Saved entries:

--

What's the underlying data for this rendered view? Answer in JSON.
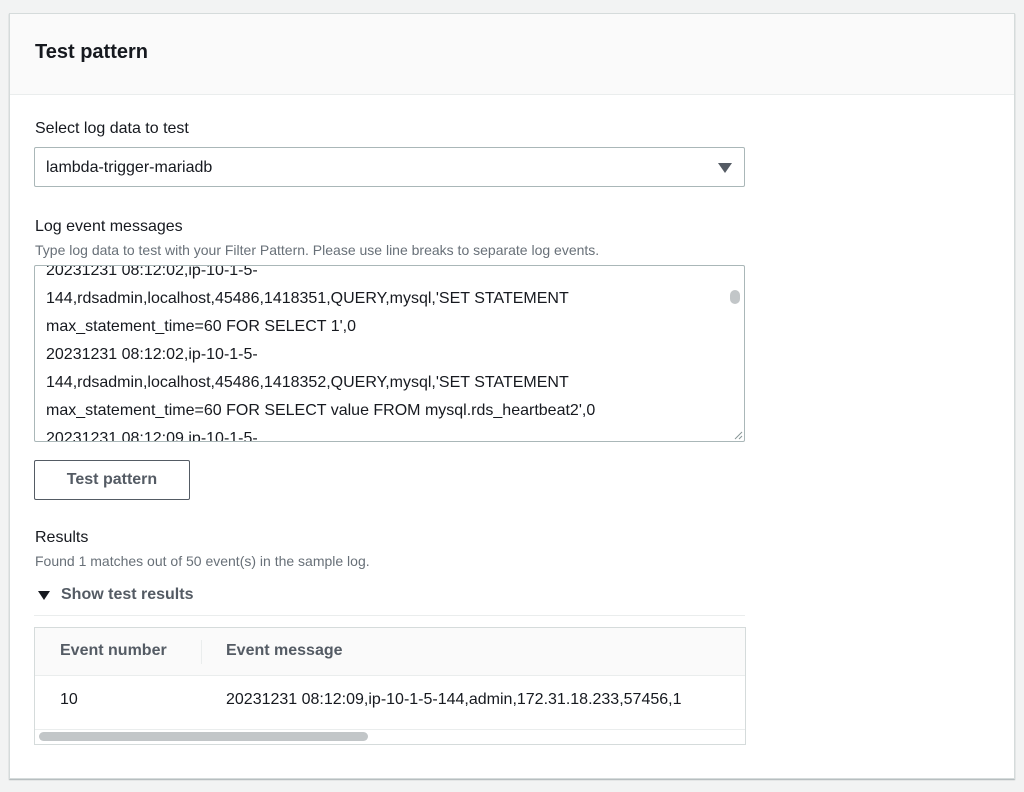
{
  "panel": {
    "title": "Test pattern"
  },
  "log_data": {
    "label": "Select log data to test",
    "selected": "lambda-trigger-mariadb"
  },
  "log_events": {
    "label": "Log event messages",
    "description": "Type log data to test with your Filter Pattern. Please use line breaks to separate log events.",
    "lines": [
      "20231231 08:12:02,ip-10-1-5-",
      "144,rdsadmin,localhost,45486,1418351,QUERY,mysql,'SET STATEMENT",
      "max_statement_time=60 FOR SELECT 1',0",
      "20231231 08:12:02,ip-10-1-5-",
      "144,rdsadmin,localhost,45486,1418352,QUERY,mysql,'SET STATEMENT",
      "max_statement_time=60 FOR SELECT value FROM mysql.rds_heartbeat2',0",
      "20231231 08:12:09,ip-10-1-5-"
    ]
  },
  "test_button": {
    "label": "Test pattern"
  },
  "results": {
    "label": "Results",
    "summary": "Found 1 matches out of 50 event(s) in the sample log.",
    "toggle_label": "Show test results",
    "columns": [
      "Event number",
      "Event message"
    ],
    "rows": [
      {
        "event_number": "10",
        "event_message": "20231231 08:12:09,ip-10-1-5-144,admin,172.31.18.233,57456,1"
      }
    ]
  }
}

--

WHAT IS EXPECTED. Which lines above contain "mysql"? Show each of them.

SOLUTION.
      "144,rdsadmin,localhost,45486,1418351,QUERY,mysql,'SET STATEMENT",
      "144,rdsadmin,localhost,45486,1418352,QUERY,mysql,'SET STATEMENT",
      "max_statement_time=60 FOR SELECT value FROM mysql.rds_heartbeat2',0",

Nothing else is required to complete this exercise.